• **YOUR GOAL**: Collect from the data below each line with "kind".

• **DATA**:
Content starts

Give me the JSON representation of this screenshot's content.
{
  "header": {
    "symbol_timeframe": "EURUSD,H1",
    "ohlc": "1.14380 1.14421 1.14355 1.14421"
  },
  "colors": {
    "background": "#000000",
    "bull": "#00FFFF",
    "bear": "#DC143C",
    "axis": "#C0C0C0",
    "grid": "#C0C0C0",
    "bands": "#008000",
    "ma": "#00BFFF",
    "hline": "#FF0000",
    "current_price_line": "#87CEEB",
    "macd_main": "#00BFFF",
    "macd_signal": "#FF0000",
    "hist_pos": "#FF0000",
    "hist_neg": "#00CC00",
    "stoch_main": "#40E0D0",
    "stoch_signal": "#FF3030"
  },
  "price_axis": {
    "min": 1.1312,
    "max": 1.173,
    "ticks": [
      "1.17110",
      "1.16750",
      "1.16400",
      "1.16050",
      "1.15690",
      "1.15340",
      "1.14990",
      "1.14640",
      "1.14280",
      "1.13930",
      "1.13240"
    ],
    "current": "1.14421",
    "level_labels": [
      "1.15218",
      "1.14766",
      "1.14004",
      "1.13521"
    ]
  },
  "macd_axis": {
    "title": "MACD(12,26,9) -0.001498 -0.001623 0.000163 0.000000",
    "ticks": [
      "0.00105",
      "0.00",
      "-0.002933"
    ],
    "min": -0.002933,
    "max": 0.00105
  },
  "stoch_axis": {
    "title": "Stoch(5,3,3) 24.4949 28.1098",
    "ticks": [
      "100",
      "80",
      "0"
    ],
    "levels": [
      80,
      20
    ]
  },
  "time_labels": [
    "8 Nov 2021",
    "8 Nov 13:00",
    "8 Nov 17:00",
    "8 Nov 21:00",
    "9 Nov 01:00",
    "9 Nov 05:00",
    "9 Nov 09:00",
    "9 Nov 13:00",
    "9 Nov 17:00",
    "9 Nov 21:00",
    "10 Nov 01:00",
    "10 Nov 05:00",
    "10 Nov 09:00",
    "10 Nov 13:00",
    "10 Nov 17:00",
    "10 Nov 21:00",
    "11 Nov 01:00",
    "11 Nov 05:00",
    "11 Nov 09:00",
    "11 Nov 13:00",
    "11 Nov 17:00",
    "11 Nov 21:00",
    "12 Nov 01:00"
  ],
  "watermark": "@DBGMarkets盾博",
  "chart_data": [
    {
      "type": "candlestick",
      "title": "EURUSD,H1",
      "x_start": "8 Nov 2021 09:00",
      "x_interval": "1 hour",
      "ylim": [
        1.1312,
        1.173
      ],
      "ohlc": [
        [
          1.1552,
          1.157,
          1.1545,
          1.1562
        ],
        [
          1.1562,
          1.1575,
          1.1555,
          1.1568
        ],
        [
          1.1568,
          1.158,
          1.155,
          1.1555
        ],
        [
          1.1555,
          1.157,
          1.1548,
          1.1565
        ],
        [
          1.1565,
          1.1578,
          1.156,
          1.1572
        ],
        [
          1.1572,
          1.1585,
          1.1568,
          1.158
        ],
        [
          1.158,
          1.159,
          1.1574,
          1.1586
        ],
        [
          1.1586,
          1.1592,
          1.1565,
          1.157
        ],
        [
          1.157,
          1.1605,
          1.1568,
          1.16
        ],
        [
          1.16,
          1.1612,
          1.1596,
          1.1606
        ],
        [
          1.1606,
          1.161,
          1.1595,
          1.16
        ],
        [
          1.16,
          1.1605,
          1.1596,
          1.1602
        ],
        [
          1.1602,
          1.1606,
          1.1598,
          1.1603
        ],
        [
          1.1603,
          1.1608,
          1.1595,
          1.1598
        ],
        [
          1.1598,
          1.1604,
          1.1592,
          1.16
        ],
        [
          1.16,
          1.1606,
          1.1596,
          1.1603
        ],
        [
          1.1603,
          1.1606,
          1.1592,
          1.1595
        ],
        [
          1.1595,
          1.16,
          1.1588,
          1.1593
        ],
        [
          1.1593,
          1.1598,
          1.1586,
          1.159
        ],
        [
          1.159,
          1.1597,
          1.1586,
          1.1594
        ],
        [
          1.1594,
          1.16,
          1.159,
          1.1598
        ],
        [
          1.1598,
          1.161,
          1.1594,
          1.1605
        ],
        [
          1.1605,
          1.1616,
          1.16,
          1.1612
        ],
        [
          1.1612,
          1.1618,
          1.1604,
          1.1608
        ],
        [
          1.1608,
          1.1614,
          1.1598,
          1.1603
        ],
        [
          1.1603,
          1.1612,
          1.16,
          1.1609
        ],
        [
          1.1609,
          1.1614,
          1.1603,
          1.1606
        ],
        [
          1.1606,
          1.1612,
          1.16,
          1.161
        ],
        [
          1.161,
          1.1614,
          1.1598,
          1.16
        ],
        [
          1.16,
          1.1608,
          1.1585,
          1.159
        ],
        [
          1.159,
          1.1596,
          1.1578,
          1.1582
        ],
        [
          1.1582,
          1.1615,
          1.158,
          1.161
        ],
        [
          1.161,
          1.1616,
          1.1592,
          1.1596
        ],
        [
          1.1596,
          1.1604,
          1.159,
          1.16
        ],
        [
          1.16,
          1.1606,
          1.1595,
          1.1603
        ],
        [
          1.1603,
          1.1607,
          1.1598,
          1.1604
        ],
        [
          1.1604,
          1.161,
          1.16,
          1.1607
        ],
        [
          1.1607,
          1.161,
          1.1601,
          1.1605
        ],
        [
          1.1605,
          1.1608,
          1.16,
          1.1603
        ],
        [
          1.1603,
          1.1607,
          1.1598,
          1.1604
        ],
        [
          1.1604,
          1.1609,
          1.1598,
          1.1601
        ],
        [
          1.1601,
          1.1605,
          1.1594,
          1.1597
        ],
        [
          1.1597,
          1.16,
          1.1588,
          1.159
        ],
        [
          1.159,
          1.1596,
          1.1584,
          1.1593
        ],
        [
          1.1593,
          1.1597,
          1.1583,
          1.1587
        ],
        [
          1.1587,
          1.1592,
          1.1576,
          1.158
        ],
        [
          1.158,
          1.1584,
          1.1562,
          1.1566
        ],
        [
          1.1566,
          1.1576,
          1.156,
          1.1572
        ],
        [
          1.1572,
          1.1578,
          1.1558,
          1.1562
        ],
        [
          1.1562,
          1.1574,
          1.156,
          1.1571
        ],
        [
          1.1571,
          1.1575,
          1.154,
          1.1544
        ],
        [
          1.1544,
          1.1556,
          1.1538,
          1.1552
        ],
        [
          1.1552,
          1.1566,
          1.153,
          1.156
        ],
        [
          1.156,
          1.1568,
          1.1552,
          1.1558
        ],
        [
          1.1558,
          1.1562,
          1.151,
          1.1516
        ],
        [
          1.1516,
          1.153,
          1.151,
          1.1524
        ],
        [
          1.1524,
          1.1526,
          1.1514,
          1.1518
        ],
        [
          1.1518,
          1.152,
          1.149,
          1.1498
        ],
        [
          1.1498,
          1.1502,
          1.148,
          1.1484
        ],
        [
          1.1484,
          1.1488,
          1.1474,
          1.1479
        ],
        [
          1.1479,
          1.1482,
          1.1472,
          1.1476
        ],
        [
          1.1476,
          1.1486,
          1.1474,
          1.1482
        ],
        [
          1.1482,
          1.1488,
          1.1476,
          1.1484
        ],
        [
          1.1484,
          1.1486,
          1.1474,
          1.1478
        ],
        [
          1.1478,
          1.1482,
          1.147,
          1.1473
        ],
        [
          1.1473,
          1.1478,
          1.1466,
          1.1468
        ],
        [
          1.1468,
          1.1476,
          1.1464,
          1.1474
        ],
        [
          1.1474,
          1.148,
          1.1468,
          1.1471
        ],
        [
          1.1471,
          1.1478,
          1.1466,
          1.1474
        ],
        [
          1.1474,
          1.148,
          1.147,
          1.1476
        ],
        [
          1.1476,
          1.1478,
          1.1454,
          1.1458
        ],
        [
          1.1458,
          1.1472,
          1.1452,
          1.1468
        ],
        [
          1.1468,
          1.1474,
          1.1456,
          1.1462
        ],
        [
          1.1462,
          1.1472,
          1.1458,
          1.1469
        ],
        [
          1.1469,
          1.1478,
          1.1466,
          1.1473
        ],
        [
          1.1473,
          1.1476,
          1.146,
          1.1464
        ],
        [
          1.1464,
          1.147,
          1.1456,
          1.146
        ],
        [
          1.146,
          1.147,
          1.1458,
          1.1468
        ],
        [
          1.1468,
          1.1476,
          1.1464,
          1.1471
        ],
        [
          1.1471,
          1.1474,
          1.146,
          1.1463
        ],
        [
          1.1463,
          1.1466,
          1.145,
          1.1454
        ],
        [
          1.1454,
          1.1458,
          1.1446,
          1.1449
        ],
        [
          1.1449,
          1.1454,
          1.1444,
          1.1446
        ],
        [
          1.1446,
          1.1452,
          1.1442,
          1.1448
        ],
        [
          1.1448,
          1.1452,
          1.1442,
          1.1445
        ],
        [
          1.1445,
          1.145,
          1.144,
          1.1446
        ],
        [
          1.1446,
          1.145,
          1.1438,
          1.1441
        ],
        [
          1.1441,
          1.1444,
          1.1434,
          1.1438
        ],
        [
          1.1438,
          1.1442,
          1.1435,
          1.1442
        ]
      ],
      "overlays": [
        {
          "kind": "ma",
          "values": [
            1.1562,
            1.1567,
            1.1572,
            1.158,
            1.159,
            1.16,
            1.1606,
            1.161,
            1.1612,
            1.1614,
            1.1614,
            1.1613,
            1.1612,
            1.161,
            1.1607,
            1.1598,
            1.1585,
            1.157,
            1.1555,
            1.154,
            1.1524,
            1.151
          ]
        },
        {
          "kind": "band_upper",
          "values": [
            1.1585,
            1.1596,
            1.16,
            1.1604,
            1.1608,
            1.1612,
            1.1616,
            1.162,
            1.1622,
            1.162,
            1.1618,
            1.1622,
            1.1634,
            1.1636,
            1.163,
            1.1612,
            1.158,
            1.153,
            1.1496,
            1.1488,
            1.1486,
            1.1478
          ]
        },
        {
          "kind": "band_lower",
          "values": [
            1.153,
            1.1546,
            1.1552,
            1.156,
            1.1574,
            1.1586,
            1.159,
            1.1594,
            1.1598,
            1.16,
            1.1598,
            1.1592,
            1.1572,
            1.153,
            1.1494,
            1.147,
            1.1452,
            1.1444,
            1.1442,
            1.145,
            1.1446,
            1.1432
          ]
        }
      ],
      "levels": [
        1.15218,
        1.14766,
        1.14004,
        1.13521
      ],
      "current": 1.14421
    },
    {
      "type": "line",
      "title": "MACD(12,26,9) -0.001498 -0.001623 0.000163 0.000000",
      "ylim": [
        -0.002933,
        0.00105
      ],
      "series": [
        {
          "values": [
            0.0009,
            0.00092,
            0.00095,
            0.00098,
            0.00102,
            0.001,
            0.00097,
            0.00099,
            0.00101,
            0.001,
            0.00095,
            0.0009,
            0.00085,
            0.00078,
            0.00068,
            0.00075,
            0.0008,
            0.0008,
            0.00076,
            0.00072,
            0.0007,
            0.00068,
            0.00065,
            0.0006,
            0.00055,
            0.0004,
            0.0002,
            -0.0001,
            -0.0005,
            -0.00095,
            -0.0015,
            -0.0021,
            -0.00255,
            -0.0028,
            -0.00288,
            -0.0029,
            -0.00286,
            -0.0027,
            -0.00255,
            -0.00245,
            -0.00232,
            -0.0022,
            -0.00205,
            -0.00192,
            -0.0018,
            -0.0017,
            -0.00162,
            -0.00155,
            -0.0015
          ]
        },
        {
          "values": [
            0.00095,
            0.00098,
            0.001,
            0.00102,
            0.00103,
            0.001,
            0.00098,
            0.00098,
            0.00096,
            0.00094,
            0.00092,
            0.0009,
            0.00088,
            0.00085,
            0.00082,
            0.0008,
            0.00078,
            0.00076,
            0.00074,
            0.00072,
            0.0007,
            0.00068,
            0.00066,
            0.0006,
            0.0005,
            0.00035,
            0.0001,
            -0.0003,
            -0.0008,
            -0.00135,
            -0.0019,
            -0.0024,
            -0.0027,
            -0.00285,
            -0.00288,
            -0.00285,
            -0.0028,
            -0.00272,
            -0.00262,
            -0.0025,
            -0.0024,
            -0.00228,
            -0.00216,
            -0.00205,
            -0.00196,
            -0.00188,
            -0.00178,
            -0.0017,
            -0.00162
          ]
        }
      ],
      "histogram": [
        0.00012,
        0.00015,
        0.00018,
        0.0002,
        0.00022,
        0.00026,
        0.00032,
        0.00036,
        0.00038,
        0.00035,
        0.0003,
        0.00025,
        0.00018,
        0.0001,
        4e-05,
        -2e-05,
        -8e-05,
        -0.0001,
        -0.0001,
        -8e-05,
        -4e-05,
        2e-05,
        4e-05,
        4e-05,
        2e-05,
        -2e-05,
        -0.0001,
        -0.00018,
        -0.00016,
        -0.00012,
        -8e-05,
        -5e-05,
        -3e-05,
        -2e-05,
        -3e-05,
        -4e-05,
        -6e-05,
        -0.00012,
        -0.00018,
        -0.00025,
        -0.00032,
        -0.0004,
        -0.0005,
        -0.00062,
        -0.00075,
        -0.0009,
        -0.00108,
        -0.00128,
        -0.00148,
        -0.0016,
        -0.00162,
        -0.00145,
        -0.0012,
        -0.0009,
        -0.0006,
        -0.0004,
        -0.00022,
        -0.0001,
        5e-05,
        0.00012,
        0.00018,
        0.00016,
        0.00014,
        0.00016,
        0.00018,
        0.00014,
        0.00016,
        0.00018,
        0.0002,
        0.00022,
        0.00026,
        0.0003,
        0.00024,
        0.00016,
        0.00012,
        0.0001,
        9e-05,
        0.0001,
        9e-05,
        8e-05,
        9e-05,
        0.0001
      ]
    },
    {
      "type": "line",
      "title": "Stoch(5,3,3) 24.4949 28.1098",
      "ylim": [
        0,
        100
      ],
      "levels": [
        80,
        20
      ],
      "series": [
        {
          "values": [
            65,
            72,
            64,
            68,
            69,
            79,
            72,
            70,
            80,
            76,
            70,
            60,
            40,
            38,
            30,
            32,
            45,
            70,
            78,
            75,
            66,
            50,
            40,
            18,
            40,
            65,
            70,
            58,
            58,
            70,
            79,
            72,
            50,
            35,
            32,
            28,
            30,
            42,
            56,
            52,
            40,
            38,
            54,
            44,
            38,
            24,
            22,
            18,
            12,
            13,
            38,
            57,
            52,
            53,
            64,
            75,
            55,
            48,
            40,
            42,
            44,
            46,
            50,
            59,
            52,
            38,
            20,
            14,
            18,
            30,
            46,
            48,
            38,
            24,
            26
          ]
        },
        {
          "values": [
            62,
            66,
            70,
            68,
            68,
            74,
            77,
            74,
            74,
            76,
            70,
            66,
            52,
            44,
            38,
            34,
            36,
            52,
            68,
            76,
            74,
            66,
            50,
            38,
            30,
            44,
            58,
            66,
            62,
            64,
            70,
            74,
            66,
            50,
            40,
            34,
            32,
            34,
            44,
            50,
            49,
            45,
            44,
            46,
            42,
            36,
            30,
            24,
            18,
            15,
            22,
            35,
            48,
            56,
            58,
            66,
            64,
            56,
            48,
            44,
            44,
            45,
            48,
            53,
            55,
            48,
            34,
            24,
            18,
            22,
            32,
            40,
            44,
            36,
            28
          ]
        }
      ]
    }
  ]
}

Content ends

• **EXERCISE ANSWER**:
          "kind": "ma",
          "kind": "band_upper",
          "kind": "band_lower",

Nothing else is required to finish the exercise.